▸ **How to complete this task**
Set down each record exactly as written.

Dataset records below:

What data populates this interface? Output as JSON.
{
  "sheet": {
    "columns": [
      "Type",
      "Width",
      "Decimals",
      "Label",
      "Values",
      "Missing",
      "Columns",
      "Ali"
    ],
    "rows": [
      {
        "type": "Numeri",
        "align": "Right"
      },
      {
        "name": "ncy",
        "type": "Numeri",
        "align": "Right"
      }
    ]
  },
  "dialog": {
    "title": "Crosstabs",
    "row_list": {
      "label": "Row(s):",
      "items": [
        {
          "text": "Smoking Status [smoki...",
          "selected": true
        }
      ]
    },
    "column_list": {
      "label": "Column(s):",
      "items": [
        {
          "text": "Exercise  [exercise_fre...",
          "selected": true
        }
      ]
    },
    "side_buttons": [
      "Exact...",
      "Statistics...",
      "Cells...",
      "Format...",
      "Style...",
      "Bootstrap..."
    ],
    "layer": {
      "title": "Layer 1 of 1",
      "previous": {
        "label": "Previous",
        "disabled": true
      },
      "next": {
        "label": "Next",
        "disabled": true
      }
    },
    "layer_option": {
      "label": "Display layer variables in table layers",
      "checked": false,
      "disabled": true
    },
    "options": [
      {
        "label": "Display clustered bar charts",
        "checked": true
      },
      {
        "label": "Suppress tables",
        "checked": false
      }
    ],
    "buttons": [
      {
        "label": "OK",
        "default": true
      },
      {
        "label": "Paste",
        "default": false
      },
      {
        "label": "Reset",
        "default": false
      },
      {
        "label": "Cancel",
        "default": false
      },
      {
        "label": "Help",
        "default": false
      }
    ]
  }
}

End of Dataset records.

▸ **Solution to the problem**
What data populates this interface? Output as JSON.
{
  "sheet": {
    "columns": [
      "Type",
      "Width",
      "Decimals",
      "Label",
      "Values",
      "Missing",
      "Columns",
      "Ali"
    ],
    "rows": [
      {
        "type": "Numeri",
        "align": "Right"
      },
      {
        "name": "ncy",
        "type": "Numeri",
        "align": "Right"
      }
    ]
  },
  "dialog": {
    "title": "Crosstabs",
    "row_list": {
      "label": "Row(s):",
      "items": [
        {
          "text": "Smoking Status [smoki...",
          "selected": true
        }
      ]
    },
    "column_list": {
      "label": "Column(s):",
      "items": [
        {
          "text": "Exercise  [exercise_fre...",
          "selected": true
        }
      ]
    },
    "side_buttons": [
      "Exact...",
      "Statistics...",
      "Cells...",
      "Format...",
      "Style...",
      "Bootstrap..."
    ],
    "layer": {
      "title": "Layer 1 of 1",
      "previous": {
        "label": "Previous",
        "disabled": true
      },
      "next": {
        "label": "Next",
        "disabled": true
      }
    },
    "layer_option": {
      "label": "Display layer variables in table layers",
      "checked": false,
      "disabled": true
    },
    "options": [
      {
        "label": "Display clustered bar charts",
        "checked": true
      },
      {
        "label": "Suppress tables",
        "checked": false
      }
    ],
    "buttons": [
      {
        "label": "OK",
        "default": true
      },
      {
        "label": "Paste",
        "default": false
      },
      {
        "label": "Reset",
        "default": false
      },
      {
        "label": "Cancel",
        "default": false
      },
      {
        "label": "Help",
        "default": false
      }
    ]
  }
}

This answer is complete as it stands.